#### ACTIVITY:
Collect the lines of the entries where "from" shows up.

#### SUPPLIED ENTRIES:
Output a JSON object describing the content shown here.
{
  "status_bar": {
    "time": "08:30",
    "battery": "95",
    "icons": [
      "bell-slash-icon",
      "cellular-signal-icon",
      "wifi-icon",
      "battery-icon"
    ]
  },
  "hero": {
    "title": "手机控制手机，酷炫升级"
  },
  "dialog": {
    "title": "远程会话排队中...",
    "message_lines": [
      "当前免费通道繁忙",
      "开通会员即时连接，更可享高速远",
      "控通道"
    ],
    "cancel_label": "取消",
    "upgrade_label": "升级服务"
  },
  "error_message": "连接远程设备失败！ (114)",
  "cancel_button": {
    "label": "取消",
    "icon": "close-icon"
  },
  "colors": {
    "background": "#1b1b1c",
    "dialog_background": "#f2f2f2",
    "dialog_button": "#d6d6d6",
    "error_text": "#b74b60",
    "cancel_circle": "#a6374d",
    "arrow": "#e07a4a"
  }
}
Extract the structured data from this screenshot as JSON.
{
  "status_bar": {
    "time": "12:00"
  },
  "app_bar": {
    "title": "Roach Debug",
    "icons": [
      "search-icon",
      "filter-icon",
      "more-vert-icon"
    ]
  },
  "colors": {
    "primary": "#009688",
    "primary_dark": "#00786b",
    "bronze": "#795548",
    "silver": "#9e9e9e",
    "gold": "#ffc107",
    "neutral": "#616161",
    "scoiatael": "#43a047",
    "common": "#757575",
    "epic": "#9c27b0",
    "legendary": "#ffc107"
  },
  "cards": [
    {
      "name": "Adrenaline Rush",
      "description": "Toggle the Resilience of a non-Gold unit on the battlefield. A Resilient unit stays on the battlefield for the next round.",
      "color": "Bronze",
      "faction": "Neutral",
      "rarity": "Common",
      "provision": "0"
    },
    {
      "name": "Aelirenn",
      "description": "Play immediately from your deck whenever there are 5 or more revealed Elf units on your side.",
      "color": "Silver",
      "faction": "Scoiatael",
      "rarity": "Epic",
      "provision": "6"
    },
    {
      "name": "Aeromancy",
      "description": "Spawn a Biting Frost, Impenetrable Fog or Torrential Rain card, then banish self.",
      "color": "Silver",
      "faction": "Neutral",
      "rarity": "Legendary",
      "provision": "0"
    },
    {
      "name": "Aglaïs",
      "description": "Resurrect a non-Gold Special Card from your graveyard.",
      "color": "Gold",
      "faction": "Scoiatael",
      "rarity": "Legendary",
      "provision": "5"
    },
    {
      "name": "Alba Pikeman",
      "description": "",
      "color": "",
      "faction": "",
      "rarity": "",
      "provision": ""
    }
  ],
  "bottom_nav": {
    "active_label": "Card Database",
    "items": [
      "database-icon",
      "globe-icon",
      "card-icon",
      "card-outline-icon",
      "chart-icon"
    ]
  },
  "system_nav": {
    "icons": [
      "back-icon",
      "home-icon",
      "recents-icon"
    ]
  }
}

#### ANSWER FOR THE TASK:
Extract the structured data from this screenshot as JSON.
      "description": "Play immediately from your deck whenever there are 5 or more revealed Elf units on your side.",
      "description": "Resurrect a non-Gold Special Card from your graveyard.",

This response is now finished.